When was the last time you got together with colleagues for an in-person association meeting or event? For me, it was last month. We had a three-day meeting with a board of directors – a group which hasn’t gotten together in the flesh since before the pandemic. Some association board members hadn’t even met each other yet. There were some hesitancies and reservations, but overall, the directors were thrilled to be meeting again for the first time in almost two years.

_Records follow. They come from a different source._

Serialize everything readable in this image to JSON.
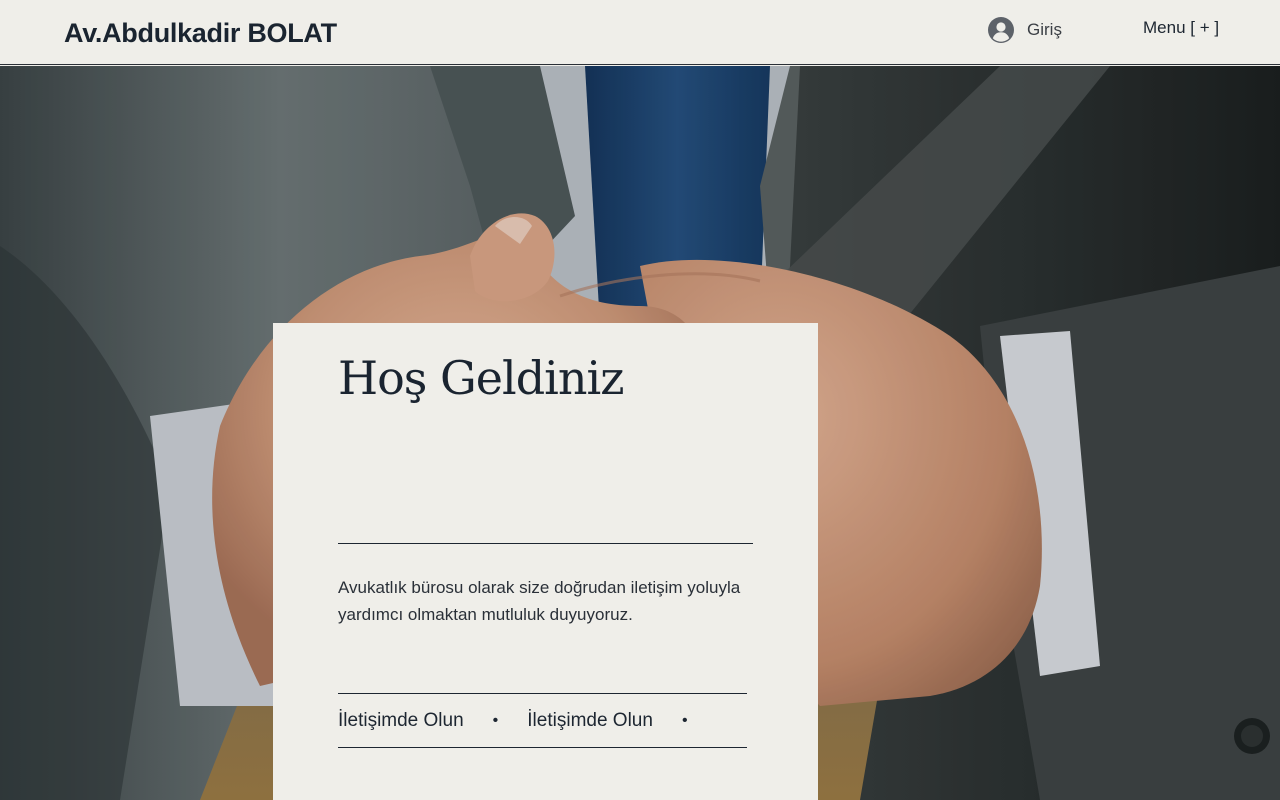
{
  "header": {
    "brand": "Av.Abdulkadir BOLAT",
    "login_label": "Giriş",
    "menu_label": "Menu [ + ]"
  },
  "card": {
    "title": "Hoş Geldiniz",
    "description": "Avukatlık bürosu olarak size doğrudan iletişim yoluyla yardımcı olmaktan mutluluk duyuyoruz.",
    "marquee": [
      "İletişimde Olun",
      "İletişimde Olun"
    ],
    "separator": "•"
  },
  "icons": {
    "login": "user-avatar-icon"
  },
  "colors": {
    "background": "#efeee9",
    "text": "#1a2430",
    "accent_tie": "#1f3f68"
  }
}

Board formalities were still front of mind, but it was still important to incorporate some team building activities and other business into the meeting. We wanted to make the most of the fact that everyone was going to be in the same meeting space. In-person meetings eliminate most outside distractions. They provide an environment where board members are more encouraged to be present and focus on the tasks at hand, whether that be the board meeting or a fun activity. These in-person opportunities ultimately create a stronger, more cohesive board, and in turn, a stronger association.
So, what are some of the things you can do as a board? Invite a guest speaker or facilitator. Plan a social outing. Schedule a board dinner. These are just a few great ways to make the most out of your next in-person meeting. Here is how we incorporated those same activities at our recent board meeting:
Invite a Guest to Speak to the Board
As I mentioned above, when the board is together in the same room, there are less distractions and meetings tend to be more productive. For this reason, it is a good idea to coincide the board meeting with other important business which could involve inviting a guest expert to speak. This is what we decided to do last month, and we dove deep into the strategic plan. The board brought in an external facilitator to lead the meeting and was done the day before the formal board meeting. The board was able to participate in hands-on breakout sessions, engage in a DiSC Assessment and develop next steps to continue to fulfil the association’s goals, vision, and mission statement. All this occurred face-to-face and was very productive. The board agreed that this should continue every few years, with an internal review of the strategic plan annually. Other possible meetings could include bringing in an expert on marketing, financial planning, or Diversity, Equality, and Inclusion (DEI) training.
Read more on DEI training in my colleague’s latest article: Teach Your Association Board How to FISH! The Diversity, Equality, and Inclusion Argument.
Plan a Social Outing
Participating in an interactive group activity is the perfect addition to an in-person board meeting, especially since the pandemic has left us meeting virtual in front of computer screens for so long. At our board meeting last month, we stayed at a resort just outside of a major city. We were away from the hustle and bustle, able to appreciate the great outdoors. It was a bit too cold to enjoy the walking paths, golf course, and open fields; however, they did have an indoor miniature golf course that we just had to take advantage of. Here, the board experienced some healthy competition and a ton of laughs. All the while, everyone was upright on two feet and away from a computer screen.
If you haven’t yet planned an in-person meeting but have a virtual one coming up, be sure to read my previous article: How To Keep Virtual Board Meetings Engaging
Schedule a Board Dinner
After a long day of meetings, winding down with a nice dinner is a great way to wrap things up. It gives everyone a chance to connect on a different level and dive into each other’s personal matters and interests. This really helps to solidify relationships and bring the board members even closer together. You can use this time to play yet another game, albeit a little less physical, before the food arrives.
For a fun icebreaker during our dinner together, we paired up with the person sitting beside us and identified five things we had in common. This was an entertaining way to get to know each other even better. It also steered us away from discussions relating to work. Whether it’s a formal sit-down dinner or a casual takeout meal from a local restaurant, taking the time to schedule an evening to enjoy good food and company can be a highlight at your next in-person meeting.
We can all agree that the last two years have been difficult on businesses, associations, and our personal lives. However, we are coming out of the thick of it and I think we’re coming out even stronger than before. These initiatives I shared are important to continue even once meeting face-to-face becomes a regular part of our lives again.